The 1930s was the decade when everything got grim. The dividing line was stock market crash of '29. In the year that followed there were 23,000 suicides in the US -- a record that has never been matched. There was the rise of the Fascists in Italy, of the Nazis in Germany, of Stalin in the Soviet Union, Franco in Spain, and Ultra-militarists in Japan too numerous to name. You want dastardly? Mussolini bombed the Red Cross in Abyssinia with mustard gas.
I can't begin to tell you how grim the 30s were; there was brutality, depravity and greed on a scale almost unimaginable today. There were also bravery and idealism -- often naive it is true -- that is equally hard for us to fathom.
And right there is the reason to get the details right. The 20s and 30s weren't just another historical era; they were the Golden Age of Humbug. Even the *monarchists* were getting into the act. Exploit that nuttiness. Use all those things that are true, but so bizarre and incongruous to us they're hard to believe.
If someone writes a book and "makes a mistake"---deliberately or not---and it's something I know, it just stops me dead. Usually I go on, but I'll remember it, at least for awhile.
This is more of a thing for non-fiction, but if I read a work of fiction with elements of "real life," and, say, the writer has someone do something they never did, it'd be a sticking point with me.

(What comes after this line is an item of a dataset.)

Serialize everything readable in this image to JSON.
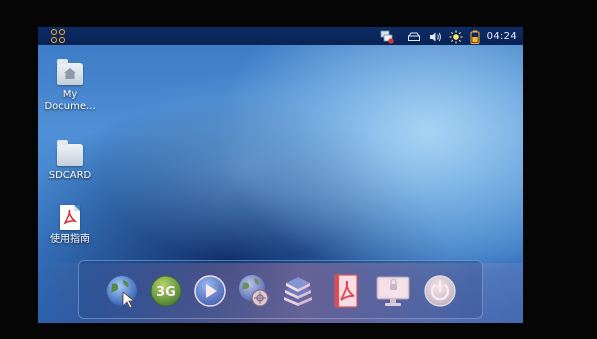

A movie a few years ago, I forget the name, portrayed Tom Dewey as a morbidly corrupt prosecutor---when he was so clean and incorruptible that Dutch Schultz wanted to have him rubbed out. Closer to home...Harry Turtledove wrote a book called The Guns of the South, about time travelers altering the course of the Civil War. At one point, he put a slightly-altered quote from the painter James McNeil Whistler into the mouth of Robert E. Lee---not an historical inaccuracy, but as something I recognized, I tripped over it every time I read the book.
(Oh...and, remember, too, in the 1920s, the first magazine devoted to science fiction was launched. (Amazing Stories, 1926.))
MattLeo--I feel the same way about that time period, though my thoughts are not so eloquently phrased.
It was such an amazing time historically, but the thing that really drew me to that time period for THIS story is the huge divide between the people that were on the cutting edge of technological advances and the people that weren't.
genevive42 makes a very good point that I can sort it all out much later in the game. I've got a couple of books about daily life in the 20's coming in the mail. I'll peruse those and make a playlist of songs from way back then and that will be my cutting edge research. I'm still not certain if my world will be an Earth with magic or if it will be some other world entirely. That's the fun of Nanowrimo--it happens whether you're ready or not!